Some of the simplest budget strategies involve using percentages instead of dollar amounts. If you divide your income into percentages, then you can follow your budget even if your income changes.

The simplest percentage-based budget method

One of the simplest percentage-based budget strategies is the 60-40 method. Basically, this strategy says that you should use 60% of your money for fixed or committed expenses. In other words, all bills and necessities should be included in this percentage of your income. Your housing, auto payments and utility bills fall into this category.

The remaining 40% should go towards non-necessities. This category should be broken down further.

Breaking down the 40%

Of the 40%, 10% should go towards long term savings, which you should use to build wealth through investments or interest-bearing savings accounts. 10% should go towards short term savings. This money can be used to pay for repairs or unexpected expenses. If any money is left over, you can put it towards extra spending for things like vacations or holiday gifts.

The third 10% category is retirement savings. This will help you have extra money to spend once you stop earning a regular income from your job. The final 10% in the 60-40 equation is for spending on entertainment and non-necessary shopping. Yes, you can still have fun with the 60-40 budget!

An easily adjustable budget

One of the most positive aspects of this budget is that it can show you where you need to adjust your spending. For example, if you are unsure about how much you need to spend on housing or rent payments, you can subtract all the other necessary spending from your 60% category. Whatever amount remains is how much you can spend on rent. You can increase the amount of the housing allowance by decreasing some of your other necessary expenses (such as finding out how to lower your phone bill or insurance payments).
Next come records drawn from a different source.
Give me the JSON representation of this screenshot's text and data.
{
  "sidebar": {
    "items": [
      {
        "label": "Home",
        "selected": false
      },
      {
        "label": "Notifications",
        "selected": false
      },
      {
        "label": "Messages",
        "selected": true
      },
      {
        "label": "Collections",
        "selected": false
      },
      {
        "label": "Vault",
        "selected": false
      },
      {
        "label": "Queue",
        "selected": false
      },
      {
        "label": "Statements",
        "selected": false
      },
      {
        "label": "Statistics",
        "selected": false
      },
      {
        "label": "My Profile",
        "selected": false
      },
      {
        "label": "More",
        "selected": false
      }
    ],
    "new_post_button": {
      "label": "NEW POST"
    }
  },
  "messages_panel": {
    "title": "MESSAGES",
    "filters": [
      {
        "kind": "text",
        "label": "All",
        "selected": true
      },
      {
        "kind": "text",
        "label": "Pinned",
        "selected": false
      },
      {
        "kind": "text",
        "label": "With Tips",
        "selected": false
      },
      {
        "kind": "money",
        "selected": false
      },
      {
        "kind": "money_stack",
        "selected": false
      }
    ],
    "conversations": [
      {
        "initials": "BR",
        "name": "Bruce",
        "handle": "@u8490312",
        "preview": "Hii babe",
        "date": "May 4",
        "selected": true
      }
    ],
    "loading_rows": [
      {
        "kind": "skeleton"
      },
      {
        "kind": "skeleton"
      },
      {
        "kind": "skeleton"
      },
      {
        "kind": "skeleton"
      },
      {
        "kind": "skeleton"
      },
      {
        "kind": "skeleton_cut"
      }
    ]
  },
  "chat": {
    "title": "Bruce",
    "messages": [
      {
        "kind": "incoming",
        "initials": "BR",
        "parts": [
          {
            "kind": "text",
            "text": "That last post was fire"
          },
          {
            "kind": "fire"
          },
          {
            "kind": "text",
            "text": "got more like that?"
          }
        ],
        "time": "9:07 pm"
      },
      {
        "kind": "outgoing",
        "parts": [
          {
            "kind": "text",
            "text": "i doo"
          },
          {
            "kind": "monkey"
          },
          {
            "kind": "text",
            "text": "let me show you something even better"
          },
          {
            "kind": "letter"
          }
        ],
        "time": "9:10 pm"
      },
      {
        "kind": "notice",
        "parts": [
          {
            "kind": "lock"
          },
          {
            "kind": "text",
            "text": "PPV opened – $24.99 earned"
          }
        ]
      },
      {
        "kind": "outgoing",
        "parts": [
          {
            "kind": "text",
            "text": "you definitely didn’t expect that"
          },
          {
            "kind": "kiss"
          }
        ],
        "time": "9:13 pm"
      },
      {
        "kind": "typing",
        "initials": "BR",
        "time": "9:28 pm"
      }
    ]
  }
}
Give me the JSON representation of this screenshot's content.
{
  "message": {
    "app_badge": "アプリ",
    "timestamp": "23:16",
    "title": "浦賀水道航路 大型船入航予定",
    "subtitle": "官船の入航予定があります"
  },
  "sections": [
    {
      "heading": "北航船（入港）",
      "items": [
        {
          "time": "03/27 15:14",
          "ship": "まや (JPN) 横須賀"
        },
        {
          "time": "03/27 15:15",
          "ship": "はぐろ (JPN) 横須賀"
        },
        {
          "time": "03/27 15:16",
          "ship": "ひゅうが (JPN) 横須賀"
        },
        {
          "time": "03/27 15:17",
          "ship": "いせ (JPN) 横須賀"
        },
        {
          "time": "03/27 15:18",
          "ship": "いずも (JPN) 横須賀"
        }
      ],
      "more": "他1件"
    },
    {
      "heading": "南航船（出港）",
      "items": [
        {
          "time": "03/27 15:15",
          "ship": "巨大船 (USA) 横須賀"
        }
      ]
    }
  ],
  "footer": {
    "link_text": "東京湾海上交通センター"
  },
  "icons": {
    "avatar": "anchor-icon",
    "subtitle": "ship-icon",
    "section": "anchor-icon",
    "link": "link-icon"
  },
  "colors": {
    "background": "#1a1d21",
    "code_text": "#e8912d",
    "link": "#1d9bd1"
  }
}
The 60-40 budget method is also flexible enough to deal with unforeseen expenses. If you have to get an online personal loan to pay for unexpected repairs or some other expense, you can easily adjust your budget so that you have money to repay the loan each month. (For example, you could use the money in the 10% “short term savings” to pay for the loan). Once the loan is paid off, you can go back to your regular budget categories.

Most financial advice will include something about debt being bad. However, if you have a flexible budget that will allow you to pay off loans in a timely manner, then debt is not necessarily a bad thing.

The 60-40 method is one of the easiest ways to organize your finances so that you can cover all necessary and unnecessary expenses month after month.